By Melissa Mitchell
Louis Sullivan. Frank Lloyd Wright. Even people who have never flipped through the pages of Architectural Digest probably would recognize these names. And many may even be able to associate them with the Prairie School, a group of architects who defined a new modern American architecture at the dawn of the 20th century.
But in his book "Walter Burley Griffin" (UI Press, 1996), UI architecture professor Paul Kruty argues that Griffin deserves his own place in history, near the head of the class in the Prairie School. In the coffee-table-style book, which includes photographs by Chicago State University professor Mati Maldre of Griffin buildings constructed in the United States, Kruty notes that "the remarkable body of work [Griffin] produced" between 1899 and 1914 mostly in the Chicago area "forms a neglected chapter in the history of American architecture."
"Of all the architects of the Prairie School who were practicing at the turn of the century, only three stayed loyal to their ideals and fought to their dying days for their personal visions of modern architecture," Kruty said. Sullivan and Wright "have been immortalized among the legion of great architects. It is time to accord Griffin a place near them."
A Chicago-area native and UI graduate, Griffin worked for Wright until the pair had a falling out in 1906. Griffin initially created building designs that shared many features with Wright's: open, flowing interior floor plans, hipped, overhanging roofs; and the use of organic, exterior building materials, such as brick, stone and concrete.

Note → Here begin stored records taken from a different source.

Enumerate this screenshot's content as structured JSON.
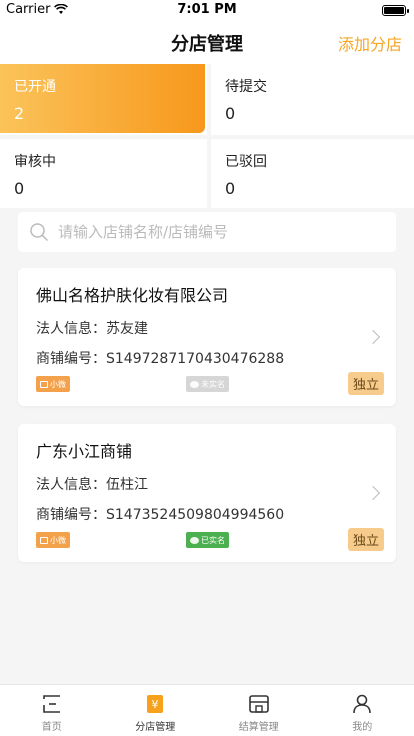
{
  "status_bar": {
    "carrier": "Carrier",
    "time": "7:01 PM"
  },
  "nav": {
    "title": "分店管理",
    "action": "添加分店"
  },
  "stats": [
    {
      "label": "已开通",
      "count": "2",
      "active": true
    },
    {
      "label": "待提交",
      "count": "0",
      "active": false
    },
    {
      "label": "审核中",
      "count": "0",
      "active": false
    },
    {
      "label": "已驳回",
      "count": "0",
      "active": false
    }
  ],
  "search": {
    "placeholder": "请输入店铺名称/店铺编号"
  },
  "stores": [
    {
      "name": "佛山名格护肤化妆有限公司",
      "legal_label": "法人信息：",
      "legal_value": "苏友建",
      "id_label": "商铺编号：",
      "id_value": "S1497287170430476288",
      "type_tag": "小微",
      "verify_tag": "未实名",
      "verified": false,
      "badge": "独立"
    },
    {
      "name": "广东小江商铺",
      "legal_label": "法人信息：",
      "legal_value": "伍柱江",
      "id_label": "商铺编号：",
      "id_value": "S1473524509804994560",
      "type_tag": "小微",
      "verify_tag": "已实名",
      "verified": true,
      "badge": "独立"
    }
  ],
  "tabs": [
    {
      "label": "首页",
      "icon": "home-icon",
      "active": false
    },
    {
      "label": "分店管理",
      "icon": "branch-store-icon",
      "active": true
    },
    {
      "label": "结算管理",
      "icon": "settlement-store-icon",
      "active": false
    },
    {
      "label": "我的",
      "icon": "profile-icon",
      "active": false
    }
  ],
  "colors": {
    "accent": "#f7981c",
    "accent_light": "#fbc35a",
    "action_text": "#f5a623",
    "verified_green": "#4caf50",
    "badge_bg": "#f7cb8b"
  }
}
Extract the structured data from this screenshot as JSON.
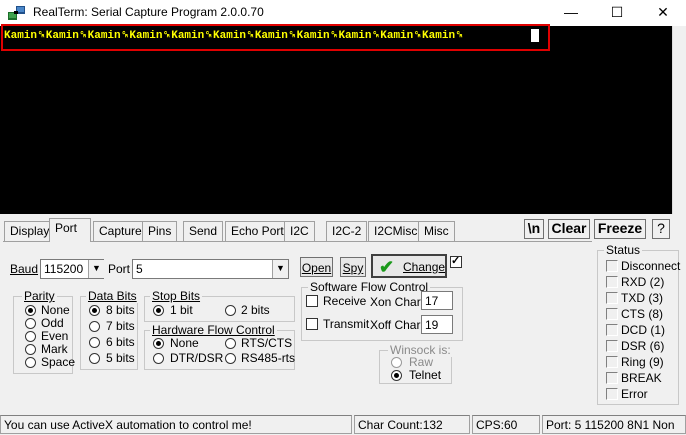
{
  "window": {
    "title": "RealTerm: Serial Capture Program 2.0.0.70",
    "min_icon": "minimize-icon",
    "max_icon": "maximize-icon",
    "close_icon": "close-icon"
  },
  "terminal": {
    "text": "Kamin␍Kamin␍Kamin␍Kamin␍Kamin␍Kamin␍Kamin␍Kamin␍Kamin␍Kamin␍Kamin␍",
    "text_color": "#ffff00",
    "background": "#000000",
    "highlight_color": "#e00000"
  },
  "tabs": [
    "Display",
    "Port",
    "Capture",
    "Pins",
    "Send",
    "Echo Port",
    "I2C",
    "I2C-2",
    "I2CMisc",
    "Misc"
  ],
  "active_tab": "Port",
  "top_buttons": {
    "newline": "\\n",
    "clear": "Clear",
    "freeze": "Freeze",
    "help": "?"
  },
  "port": {
    "baud_label": "Baud",
    "baud_value": "115200",
    "port_label": "Port",
    "port_value": "5",
    "open_label": "Open",
    "spy_label": "Spy",
    "change_label": "Change",
    "change_checked": true
  },
  "parity": {
    "title": "Parity",
    "options": [
      "None",
      "Odd",
      "Even",
      "Mark",
      "Space"
    ],
    "selected": "None"
  },
  "data_bits": {
    "title": "Data Bits",
    "options": [
      "8 bits",
      "7 bits",
      "6 bits",
      "5 bits"
    ],
    "selected": "8 bits"
  },
  "stop_bits": {
    "title": "Stop Bits",
    "options": [
      "1 bit",
      "2 bits"
    ],
    "selected": "1 bit"
  },
  "hw_flow": {
    "title": "Hardware Flow Control",
    "options": [
      "None",
      "RTS/CTS",
      "DTR/DSR",
      "RS485-rts"
    ],
    "selected": "None"
  },
  "sw_flow": {
    "title": "Software Flow Control",
    "receive_label": "Receive",
    "transmit_label": "Transmit",
    "xon_label": "Xon Char:",
    "xon_value": "17",
    "xoff_label": "Xoff Char:",
    "xoff_value": "19"
  },
  "winsock": {
    "title": "Winsock is:",
    "options": [
      "Raw",
      "Telnet"
    ],
    "selected": "Telnet"
  },
  "status": {
    "title": "Status",
    "items": [
      "Disconnect",
      "RXD (2)",
      "TXD (3)",
      "CTS (8)",
      "DCD (1)",
      "DSR (6)",
      "Ring (9)",
      "BREAK",
      "Error"
    ]
  },
  "statusbar": {
    "message": "You can use ActiveX automation to control me!",
    "char_count": "Char Count:132",
    "cps": "CPS:60",
    "port_info": "Port: 5 115200 8N1 Non"
  }
}
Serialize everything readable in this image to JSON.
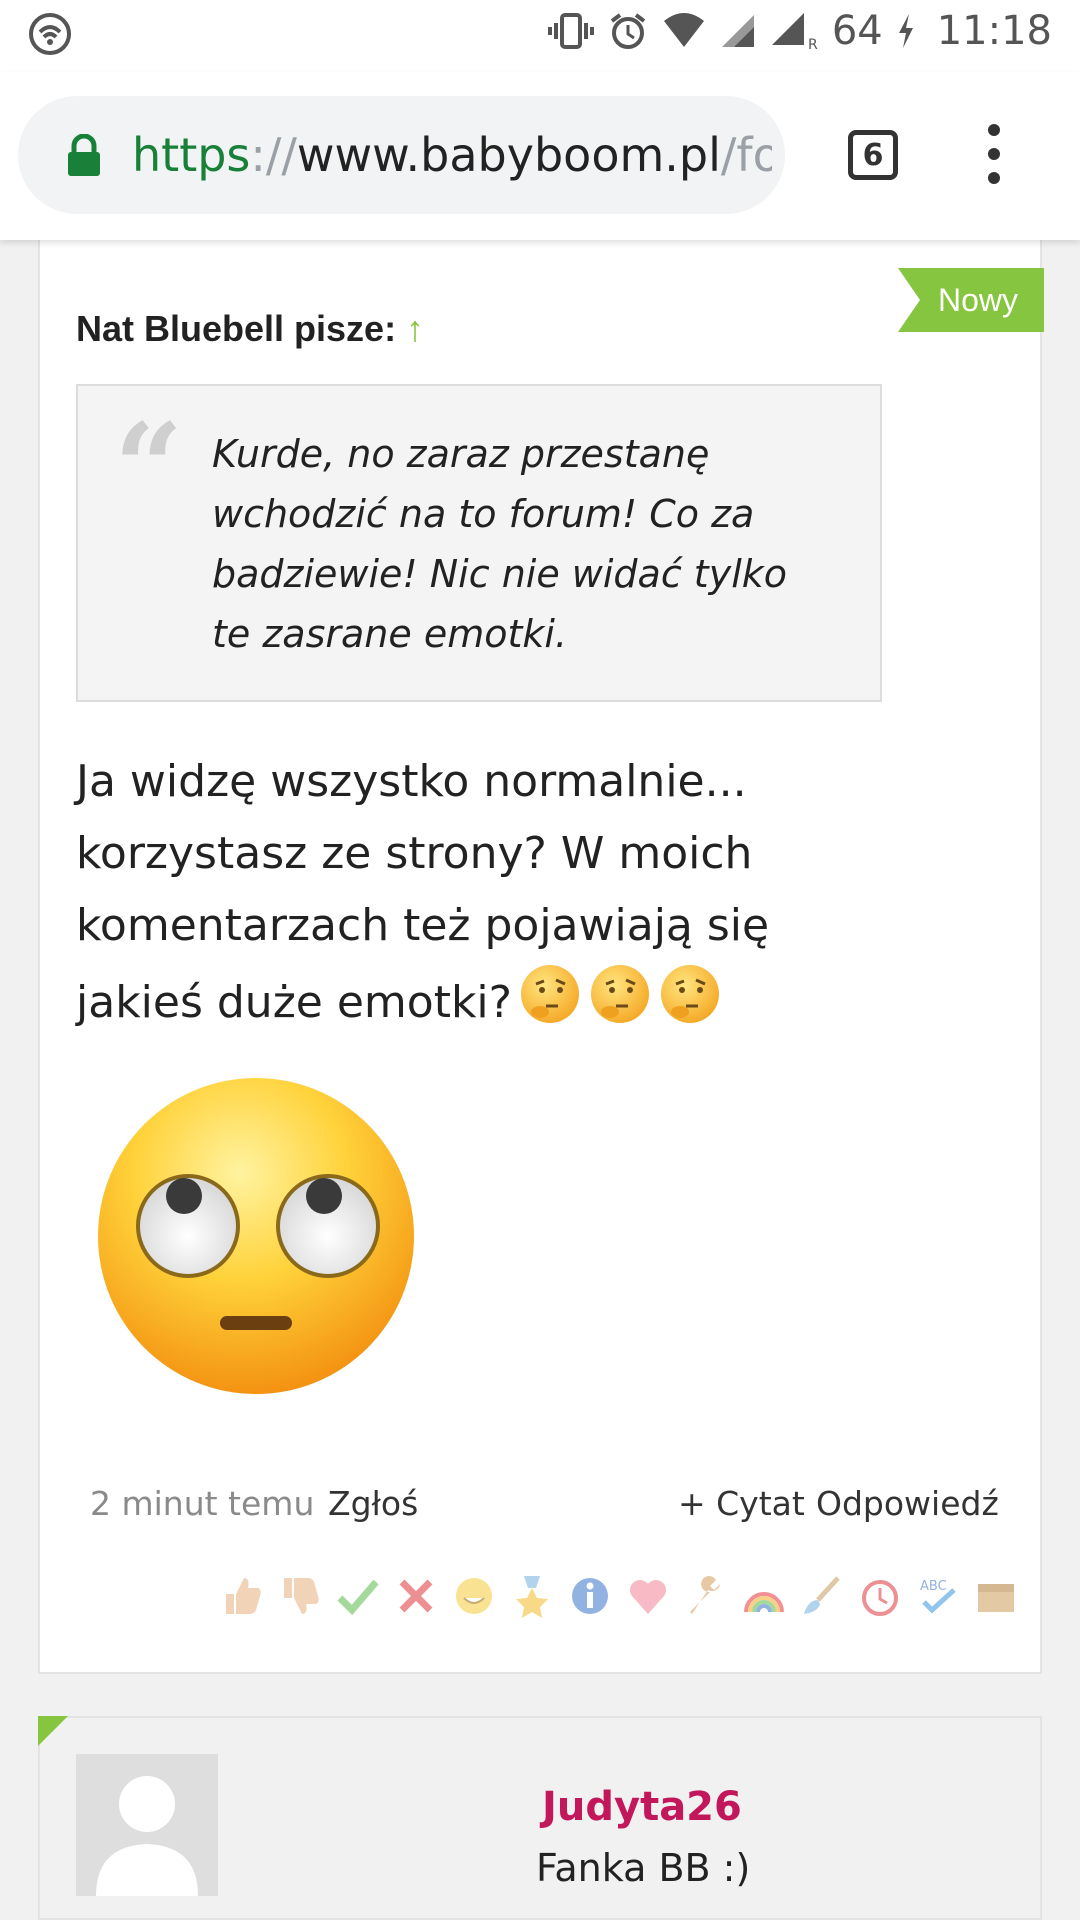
{
  "status_bar": {
    "battery": "64",
    "time": "11:18"
  },
  "browser": {
    "url_scheme": "https",
    "url_sep": "://",
    "url_host": "www.babyboom.pl",
    "url_rest": "/fo",
    "tab_count": "6"
  },
  "post": {
    "badge": "Nowy",
    "quote_author": "Nat Bluebell pisze:",
    "quote_arrow": "↑",
    "quote_text": "Kurde, no zaraz przestanę wchodzić na to forum! Co za badziewie! Nic nie widać tylko te zasrane emotki.",
    "body_text": "Ja widzę wszystko normalnie... korzystasz ze strony? W moich komentarzach też pojawiają się jakieś duże emotki?",
    "inline_emojis": [
      "thinking-face",
      "thinking-face",
      "thinking-face"
    ],
    "big_emoji": "face-with-rolling-eyes",
    "time_ago": "2 minut temu",
    "report_label": "Zgłoś",
    "quote_label": "+ Cytat",
    "reply_label": "Odpowiedź",
    "reactions": [
      "thumbs-up",
      "thumbs-down",
      "check",
      "cross",
      "smile",
      "medal",
      "info",
      "heart",
      "wrench",
      "rainbow",
      "brush",
      "alarm-clock",
      "spellcheck",
      "box"
    ]
  },
  "next_post": {
    "username": "Judyta26",
    "rank": "Fanka BB :)"
  },
  "colors": {
    "accent_green": "#86c540",
    "username_pink": "#c2185b",
    "url_green": "#188038"
  }
}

By 1910, however, Griffin developed a truly original style that was quite distinct from Wright's and was characterized by "a preference for severe, undecorated masses," Kruty said.
Certain architectural inventions usually attributed to Wright such as the L-shaped floor plan, attached garage and carport actually appeared first in Griffin's work.
"Wright has so overshadowed everything that the real story got lost,"
said Kruty. In addition to organizing the Oct. 2-4 symposium "The Griffins
in Context: America, Australia, India," Kruty is working with Paul
Sprague, a professor of architecture at the University of Wisconsin-Milwaukee,
on a catalog of Griffin's U.S. designs, including all buildings, landscapes
and town plans.